## Description of the task
Below you will find a set of lines. Repeat them all exactly.

[Entries from a dataset of interfaces]

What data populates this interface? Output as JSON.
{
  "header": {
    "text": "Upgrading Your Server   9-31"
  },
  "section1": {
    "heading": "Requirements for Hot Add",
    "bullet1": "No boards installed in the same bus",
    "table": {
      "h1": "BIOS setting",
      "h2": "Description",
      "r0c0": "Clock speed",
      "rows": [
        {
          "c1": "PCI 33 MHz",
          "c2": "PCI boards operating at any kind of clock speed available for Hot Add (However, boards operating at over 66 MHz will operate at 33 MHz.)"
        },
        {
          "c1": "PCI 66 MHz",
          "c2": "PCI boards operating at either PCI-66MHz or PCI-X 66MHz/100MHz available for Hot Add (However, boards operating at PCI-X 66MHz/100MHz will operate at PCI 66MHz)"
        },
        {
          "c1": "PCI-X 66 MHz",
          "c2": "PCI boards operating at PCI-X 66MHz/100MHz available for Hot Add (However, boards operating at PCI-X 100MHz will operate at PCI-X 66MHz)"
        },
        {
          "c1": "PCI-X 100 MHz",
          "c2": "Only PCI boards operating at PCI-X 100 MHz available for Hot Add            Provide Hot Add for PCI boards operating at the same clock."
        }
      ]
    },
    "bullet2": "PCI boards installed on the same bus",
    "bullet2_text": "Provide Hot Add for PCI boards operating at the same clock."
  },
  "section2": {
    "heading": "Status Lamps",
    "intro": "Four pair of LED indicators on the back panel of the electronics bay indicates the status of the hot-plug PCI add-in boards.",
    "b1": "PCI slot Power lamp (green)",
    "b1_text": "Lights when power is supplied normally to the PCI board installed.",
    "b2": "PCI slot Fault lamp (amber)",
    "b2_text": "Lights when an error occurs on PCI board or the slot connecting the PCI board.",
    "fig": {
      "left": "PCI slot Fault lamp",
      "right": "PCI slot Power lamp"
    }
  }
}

## Written answer
What data populates this interface? Output as JSON.
{
  "header": {
    "text": "Upgrading Your Server   9-31"
  },
  "section1": {
    "heading": "Requirements for Hot Add",
    "bullet1": "No boards installed in the same bus",
    "table": {
      "h1": "BIOS setting",
      "h2": "Description",
      "r0c0": "Clock speed",
      "rows": [
        {
          "c1": "PCI 33 MHz",
          "c2": "PCI boards operating at any kind of clock speed available for Hot Add (However, boards operating at over 66 MHz will operate at 33 MHz.)"
        },
        {
          "c1": "PCI 66 MHz",
          "c2": "PCI boards operating at either PCI-66MHz or PCI-X 66MHz/100MHz available for Hot Add (However, boards operating at PCI-X 66MHz/100MHz will operate at PCI 66MHz)"
        },
        {
          "c1": "PCI-X 66 MHz",
          "c2": "PCI boards operating at PCI-X 66MHz/100MHz available for Hot Add (However, boards operating at PCI-X 100MHz will operate at PCI-X 66MHz)"
        },
        {
          "c1": "PCI-X 100 MHz",
          "c2": "Only PCI boards operating at PCI-X 100 MHz available for Hot Add            Provide Hot Add for PCI boards operating at the same clock."
        }
      ]
    },
    "bullet2": "PCI boards installed on the same bus",
    "bullet2_text": "Provide Hot Add for PCI boards operating at the same clock."
  },
  "section2": {
    "heading": "Status Lamps",
    "intro": "Four pair of LED indicators on the back panel of the electronics bay indicates the status of the hot-plug PCI add-in boards.",
    "b1": "PCI slot Power lamp (green)",
    "b1_text": "Lights when power is supplied normally to the PCI board installed.",
    "b2": "PCI slot Fault lamp (amber)",
    "b2_text": "Lights when an error occurs on PCI board or the slot connecting the PCI board.",
    "fig": {
      "left": "PCI slot Fault lamp",
      "right": "PCI slot Power lamp"
    }
  }
}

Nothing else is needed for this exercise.